*Exercise goal*:
Make the copy match the entries below exactly, with no pictures carried over.

*** Opening of Material for the task ***

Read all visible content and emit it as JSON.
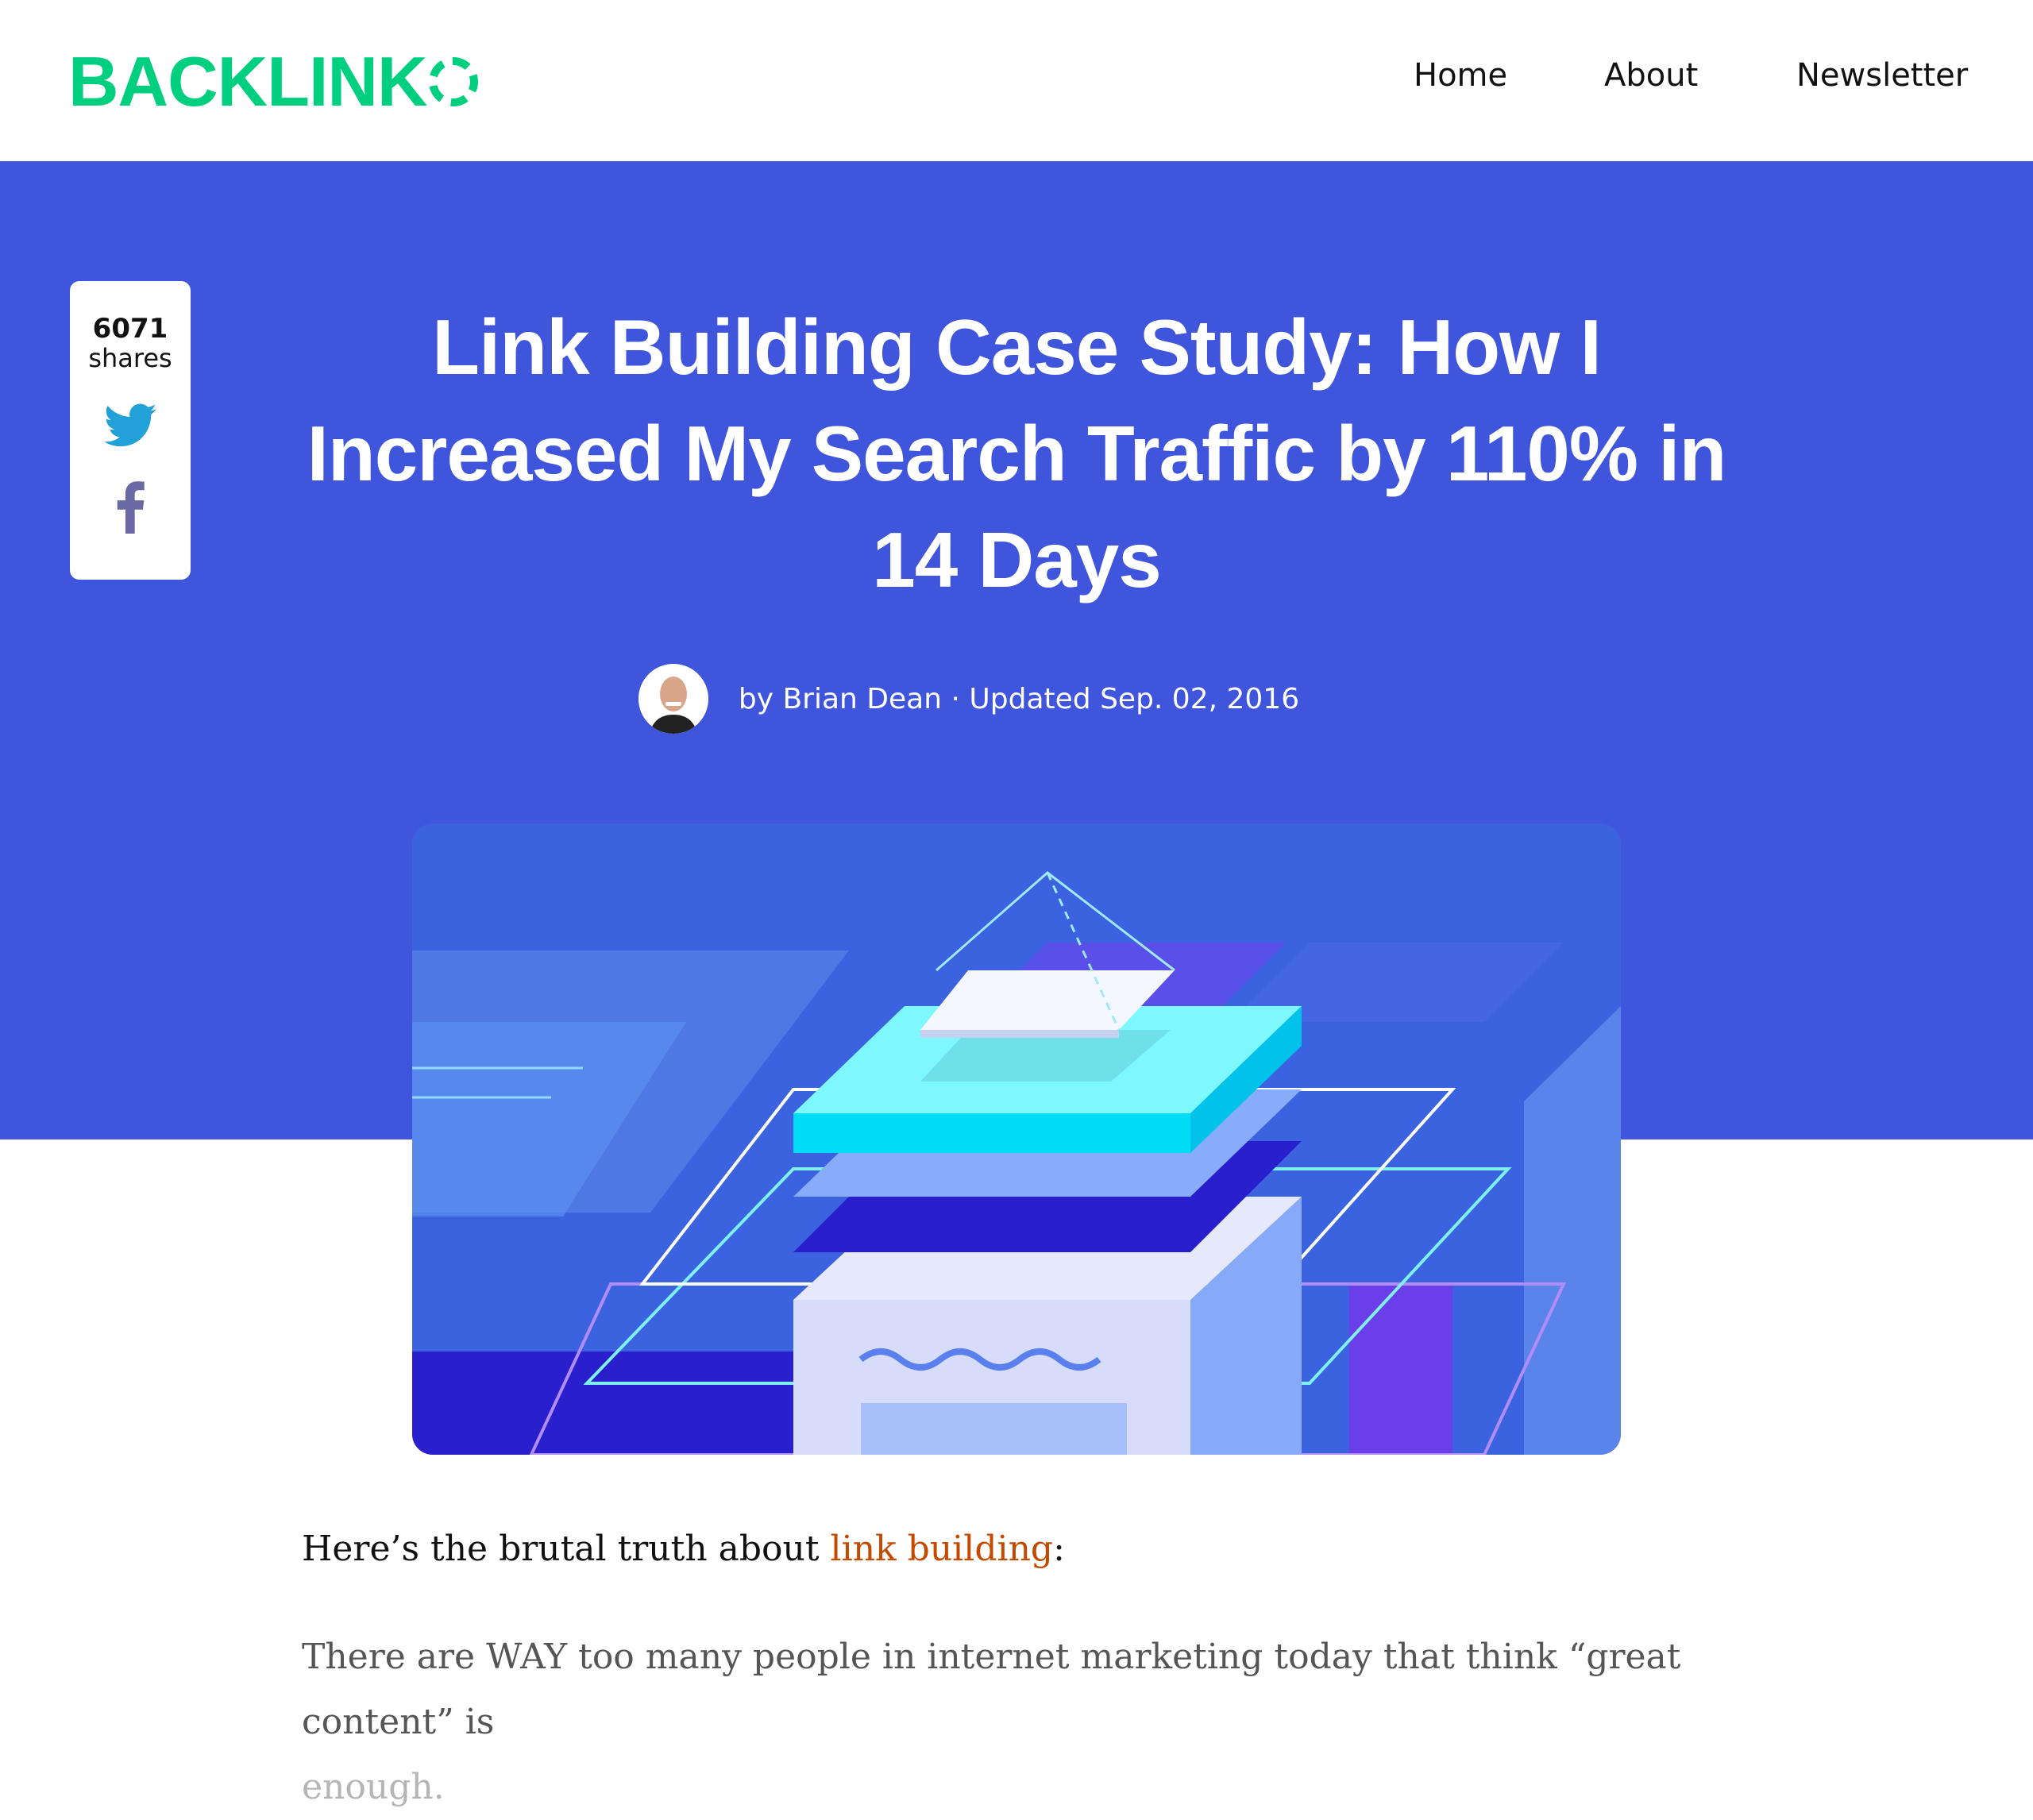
{
  "header": {
    "logo": "BACKLINKO",
    "nav": [
      {
        "label": "Home"
      },
      {
        "label": "About"
      },
      {
        "label": "Newsletter"
      }
    ]
  },
  "share": {
    "count": "6071",
    "label": "shares",
    "icons": [
      "twitter-icon",
      "facebook-icon"
    ]
  },
  "article": {
    "title": "Link Building Case Study: How I Increased My Search Traffic by 110% in 14 Days",
    "author": "by Brian Dean",
    "separator": "·",
    "updated": "Updated Sep. 02, 2016",
    "intro_before": "Here’s the brutal truth about ",
    "intro_link": "link building",
    "intro_after": ":",
    "para2_main": "There are WAY too many people in internet marketing today that think “great content” is",
    "para2_fade": "enough."
  },
  "colors": {
    "brand": "#00cf7f",
    "band": "#3f55dc",
    "link": "#c44a00",
    "twitter": "#22a0d8",
    "facebook": "#6b69a3"
  }
}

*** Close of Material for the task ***

*Exercise result*:
Read all visible content and emit it as JSON.
{
  "header": {
    "logo": "BACKLINKO",
    "nav": [
      {
        "label": "Home"
      },
      {
        "label": "About"
      },
      {
        "label": "Newsletter"
      }
    ]
  },
  "share": {
    "count": "6071",
    "label": "shares",
    "icons": [
      "twitter-icon",
      "facebook-icon"
    ]
  },
  "article": {
    "title": "Link Building Case Study: How I Increased My Search Traffic by 110% in 14 Days",
    "author": "by Brian Dean",
    "separator": "·",
    "updated": "Updated Sep. 02, 2016",
    "intro_before": "Here’s the brutal truth about ",
    "intro_link": "link building",
    "intro_after": ":",
    "para2_main": "There are WAY too many people in internet marketing today that think “great content” is",
    "para2_fade": "enough."
  },
  "colors": {
    "brand": "#00cf7f",
    "band": "#3f55dc",
    "link": "#c44a00",
    "twitter": "#22a0d8",
    "facebook": "#6b69a3"
  }
}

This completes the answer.